Descamps, 133 S. Ct. at 2285 n. 2.

Trent, 767 F.3d at 1060-61.

This reasoning is of course no longer defensible after the Supreme Court’s decision in Mathis v. United States, 136 S. Ct. 2243 (2016).  Indeed, Trent was one of the specific cases Mathis cited on the side of the circuit split it rejected.  See Mathis, 136 S. Ct. at 2251 n.1.  The Mathis opinion also rejected the interpretation of its Descamps footnote 2 that the Trent opinion adopted.  See Mathis, 136 S. Ct. at 2255; compare id. at 2264 (Breyer, J., dissenting) (citing Descamps, 133 S. Ct. at 2285 n.2); id. at 2268 (Alito, J., dissenting) (same).

What does remain standing is Trent’s analysis of the California drug statutes, mentioned in passing in the quote two paragraphs above.  Perhaps overlooking the contrary footnote in Coronado – or perhaps recognizing it as a limited and insufficient analysis (see the “Mathis May Open More Doors Than You Think” post suggesting this in the August 2016 link at the right) – Trent considered the very same cases cited in the Judge Hawkins dissent discussed in the April 2015 post cited above (“Don’t Give Up On the Challenge to the California Drug Statutes’ Divisibility”) and concluded California law does not require jury unanimity on the type of controlled substance.  It explained:
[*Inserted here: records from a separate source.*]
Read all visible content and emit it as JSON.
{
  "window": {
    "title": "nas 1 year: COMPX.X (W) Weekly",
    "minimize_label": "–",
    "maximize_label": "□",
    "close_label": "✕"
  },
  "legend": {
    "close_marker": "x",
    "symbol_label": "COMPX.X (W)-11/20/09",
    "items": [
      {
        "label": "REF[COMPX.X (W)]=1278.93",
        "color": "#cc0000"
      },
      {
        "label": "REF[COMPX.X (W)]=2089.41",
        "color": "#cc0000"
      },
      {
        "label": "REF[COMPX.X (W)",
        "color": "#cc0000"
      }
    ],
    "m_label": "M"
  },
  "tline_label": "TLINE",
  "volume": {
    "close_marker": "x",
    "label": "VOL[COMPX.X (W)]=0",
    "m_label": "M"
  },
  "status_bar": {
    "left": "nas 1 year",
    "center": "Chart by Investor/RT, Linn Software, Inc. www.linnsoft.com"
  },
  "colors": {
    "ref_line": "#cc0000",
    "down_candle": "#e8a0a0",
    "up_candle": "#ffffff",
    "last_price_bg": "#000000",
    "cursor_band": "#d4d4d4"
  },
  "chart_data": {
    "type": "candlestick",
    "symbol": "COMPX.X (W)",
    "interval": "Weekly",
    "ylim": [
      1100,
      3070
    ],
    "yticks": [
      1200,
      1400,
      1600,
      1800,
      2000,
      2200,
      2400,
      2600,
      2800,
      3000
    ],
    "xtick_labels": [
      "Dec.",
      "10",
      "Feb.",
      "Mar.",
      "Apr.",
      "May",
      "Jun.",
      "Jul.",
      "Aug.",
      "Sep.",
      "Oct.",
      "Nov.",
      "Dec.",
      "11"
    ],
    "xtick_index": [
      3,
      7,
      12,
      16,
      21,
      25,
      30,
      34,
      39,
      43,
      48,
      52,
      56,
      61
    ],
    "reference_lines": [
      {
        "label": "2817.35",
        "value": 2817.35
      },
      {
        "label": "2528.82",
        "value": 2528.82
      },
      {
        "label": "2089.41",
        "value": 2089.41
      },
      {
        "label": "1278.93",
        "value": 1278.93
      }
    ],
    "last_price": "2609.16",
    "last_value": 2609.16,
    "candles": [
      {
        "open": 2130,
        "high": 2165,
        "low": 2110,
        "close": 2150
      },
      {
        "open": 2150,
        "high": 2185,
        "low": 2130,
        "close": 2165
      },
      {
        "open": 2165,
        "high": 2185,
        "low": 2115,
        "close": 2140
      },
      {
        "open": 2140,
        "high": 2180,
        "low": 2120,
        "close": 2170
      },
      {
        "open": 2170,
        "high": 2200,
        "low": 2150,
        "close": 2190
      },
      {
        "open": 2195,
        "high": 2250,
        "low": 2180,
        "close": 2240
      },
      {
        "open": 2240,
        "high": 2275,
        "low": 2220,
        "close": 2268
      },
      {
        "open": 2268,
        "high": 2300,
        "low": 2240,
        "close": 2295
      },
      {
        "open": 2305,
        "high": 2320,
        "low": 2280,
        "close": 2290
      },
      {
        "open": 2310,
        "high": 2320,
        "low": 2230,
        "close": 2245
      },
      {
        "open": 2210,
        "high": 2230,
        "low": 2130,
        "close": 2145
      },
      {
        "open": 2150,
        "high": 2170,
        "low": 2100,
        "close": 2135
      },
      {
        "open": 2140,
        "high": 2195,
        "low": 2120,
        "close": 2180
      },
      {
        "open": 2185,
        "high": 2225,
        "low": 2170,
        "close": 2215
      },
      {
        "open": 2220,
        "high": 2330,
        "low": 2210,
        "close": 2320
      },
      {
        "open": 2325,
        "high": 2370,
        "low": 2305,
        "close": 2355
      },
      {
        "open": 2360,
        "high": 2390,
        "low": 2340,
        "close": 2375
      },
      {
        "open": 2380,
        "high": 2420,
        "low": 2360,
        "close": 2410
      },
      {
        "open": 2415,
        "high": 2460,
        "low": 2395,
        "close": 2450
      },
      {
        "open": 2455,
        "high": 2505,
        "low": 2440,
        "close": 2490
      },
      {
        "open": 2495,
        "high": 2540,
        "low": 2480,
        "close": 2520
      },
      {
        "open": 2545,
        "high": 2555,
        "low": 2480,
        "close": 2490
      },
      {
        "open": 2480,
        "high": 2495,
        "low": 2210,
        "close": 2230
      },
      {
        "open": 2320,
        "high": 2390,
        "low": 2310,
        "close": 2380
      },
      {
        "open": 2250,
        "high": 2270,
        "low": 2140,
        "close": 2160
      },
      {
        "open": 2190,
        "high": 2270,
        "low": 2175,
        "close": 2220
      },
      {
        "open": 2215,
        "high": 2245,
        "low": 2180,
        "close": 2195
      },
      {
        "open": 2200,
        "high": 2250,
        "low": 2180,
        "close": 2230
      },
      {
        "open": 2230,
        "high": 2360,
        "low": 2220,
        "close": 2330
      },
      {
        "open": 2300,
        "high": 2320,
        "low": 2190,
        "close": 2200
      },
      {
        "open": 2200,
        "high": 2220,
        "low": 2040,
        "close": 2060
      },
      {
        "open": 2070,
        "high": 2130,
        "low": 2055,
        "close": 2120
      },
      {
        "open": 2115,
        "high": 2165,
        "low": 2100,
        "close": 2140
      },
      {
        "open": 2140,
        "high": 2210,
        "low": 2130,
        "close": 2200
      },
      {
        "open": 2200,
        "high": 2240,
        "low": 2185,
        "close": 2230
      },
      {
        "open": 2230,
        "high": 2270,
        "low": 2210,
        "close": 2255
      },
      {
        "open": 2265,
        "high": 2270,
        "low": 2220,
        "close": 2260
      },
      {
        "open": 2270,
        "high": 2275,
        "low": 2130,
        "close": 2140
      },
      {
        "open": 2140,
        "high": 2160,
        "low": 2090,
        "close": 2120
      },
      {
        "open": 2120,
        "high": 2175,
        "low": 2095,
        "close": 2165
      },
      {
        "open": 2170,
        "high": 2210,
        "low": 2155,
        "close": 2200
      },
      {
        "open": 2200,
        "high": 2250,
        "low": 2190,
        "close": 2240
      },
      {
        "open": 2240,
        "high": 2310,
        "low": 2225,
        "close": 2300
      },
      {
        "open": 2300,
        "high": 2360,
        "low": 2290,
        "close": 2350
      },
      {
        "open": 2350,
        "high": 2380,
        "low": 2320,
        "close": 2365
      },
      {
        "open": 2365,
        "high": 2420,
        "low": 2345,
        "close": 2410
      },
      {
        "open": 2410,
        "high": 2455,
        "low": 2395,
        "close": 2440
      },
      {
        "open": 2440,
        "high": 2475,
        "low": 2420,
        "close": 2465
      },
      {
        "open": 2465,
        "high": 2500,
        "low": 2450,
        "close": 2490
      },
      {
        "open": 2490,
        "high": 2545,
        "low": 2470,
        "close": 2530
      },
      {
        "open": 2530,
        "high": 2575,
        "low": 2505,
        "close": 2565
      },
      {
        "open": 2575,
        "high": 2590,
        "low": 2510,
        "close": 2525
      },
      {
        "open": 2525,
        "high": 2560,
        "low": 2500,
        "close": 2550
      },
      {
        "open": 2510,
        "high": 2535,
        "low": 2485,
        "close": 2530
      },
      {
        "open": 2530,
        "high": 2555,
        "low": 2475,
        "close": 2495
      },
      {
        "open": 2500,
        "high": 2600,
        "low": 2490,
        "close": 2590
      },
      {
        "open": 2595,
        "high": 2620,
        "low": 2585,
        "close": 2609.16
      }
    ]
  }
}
[I]n the Richardson/Schad sense, the identity of the drug apparently is not an element.  California case law suggests that the jury need not agree on which controlled substance the defendant possessed.  In Ross v. Municipal Court, 49 Cal. App. 3d 575, 122 Cal. Rptr. 807 (1975), a defendant was charged with using and being under the influence of a controlled substance.  He challenged the complaint on the ground that it did not identify the controlled substance.  The court, noting that the complaint may not have identified the controlled substance because it was not known, held that the complaint was adequate even though “it did not tell [the defendant] the means by which he committed the crime.”  Id. at 579, 122 Cal. Rptr. 807 (emphasis added); see People v. Romero, 55 Cal. App. 4th 147, 64 Cal. Rptr. 2d 16, 17, 22 (1997) (stating that in a prior case the court did not have to decide whether the defendant had sold mescaline or had sold LSD because the defendant “was guilty of a single offense, sale of a controlled substance”; pleading a particular controlled substance “does not transmute the offense of possession of a controlled substance into as many different offenses as there are controlled substances”).
Trent, 767 F.3d at 1059-60.  Compare United States v. Ramirez-Macias, 584 Fed. Appx. 818, 820 (9th Cir. 2014) (Hawkins, J., concurring) (also citing Ross and Romero).

This reasoning in Trent is directly on point and is both more persuasive and more in-depth than the three-sentence Coronado footnote I discussed in the post last month.  Add it to the arguments in that post and last week’s post and keep pushing the issue.